key fruit, samara, key - a winged often one-seed indehiscent fruit as of the ash or elm or maple
fruit - the ripened reproductive body of a seed plant
Based on WordNet 3.0, Farlex clipart collection. © 2003-2012 Princeton University, Farlex Inc.
References in periodicals archive ?
The superiority of higher plant population for growth (leaf area index, leaf area duration, crop growth rate and net assimilation rate), development (days to germination, days to flowering, days to achene formation and days to physiological maturity), yield and yield components might be due to the fact that, there may be more efficient consumption of the input resources (nutrients, space, water and light) as compared to low plant population.
Highest number of achene's h ad-1 and 1000- achene;s weight was noted by Hybrids S-278 and Hysun-33while hybrid FH-337 gave minimum number of achene's head-1 and lowest 1000- achene's weight.
But even the botanically cognizant casually refer to both true seeds and "seeds with accessories" simply as "seeds." Because practitioners in the sciences need precision when speaking or writing formally, the botanical term of choice for both true seeds as well as those carrying extra parts is disseminule, a catchall term that covers all variations of reproductive packages, botanically known by terms such as aril, achene, capsule, caryopsis, nut, drupe, and true seed (Figure 4).

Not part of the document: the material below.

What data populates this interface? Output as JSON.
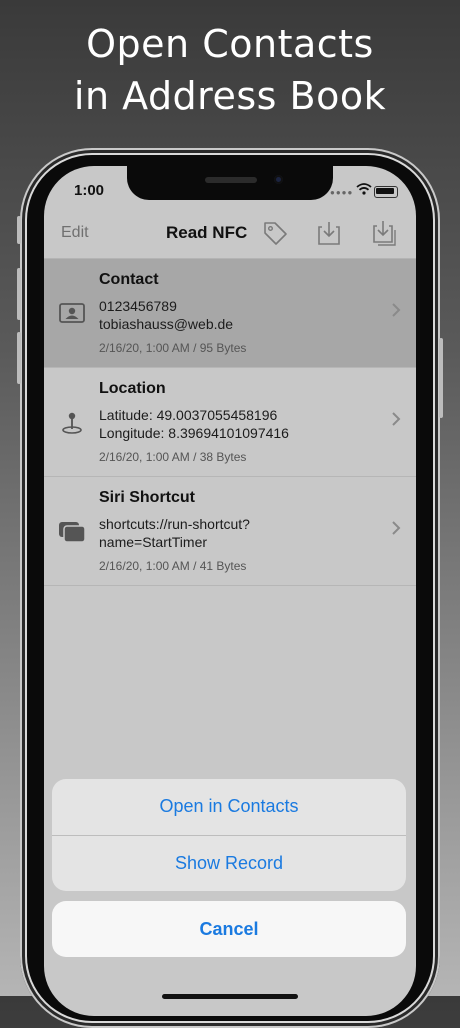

Kaye (1999) discovered that removing the achene from the winged portion of the anthocarp and then subjecting the achene to alternating temperatures and photoperiods resulted in the highest percentage of germination.
Fruit an achene. Membranaceous pericarp parcially fused to the seed.
seed, achene); notes relevant to the interpretation of the seed weight data" (Royal Botanical Gardens, n.d.).
Effect of basal and side dressed phosphorus on the achene yield and pyrethrins concentration in the achenes of Pyrethrum (Tanacetum cinerariifolium) and on soil and plant phosphorus.
Samples SR05-DH1 and SR05-DH2 contain only one achene from Ranunculus sp.
[46.] Piras MR, Magnano I, Canu ED, Paulus KS, Satta WM, Soddu A, Conti M, Achene A, Solinas G, Aiello I.
The effects of achene dimorphism on the dispersal in time and space in Crepis sancta (Asteraceae).
Description: Opercle of achene keeled and winged, ventral margin wavy, beak ventral.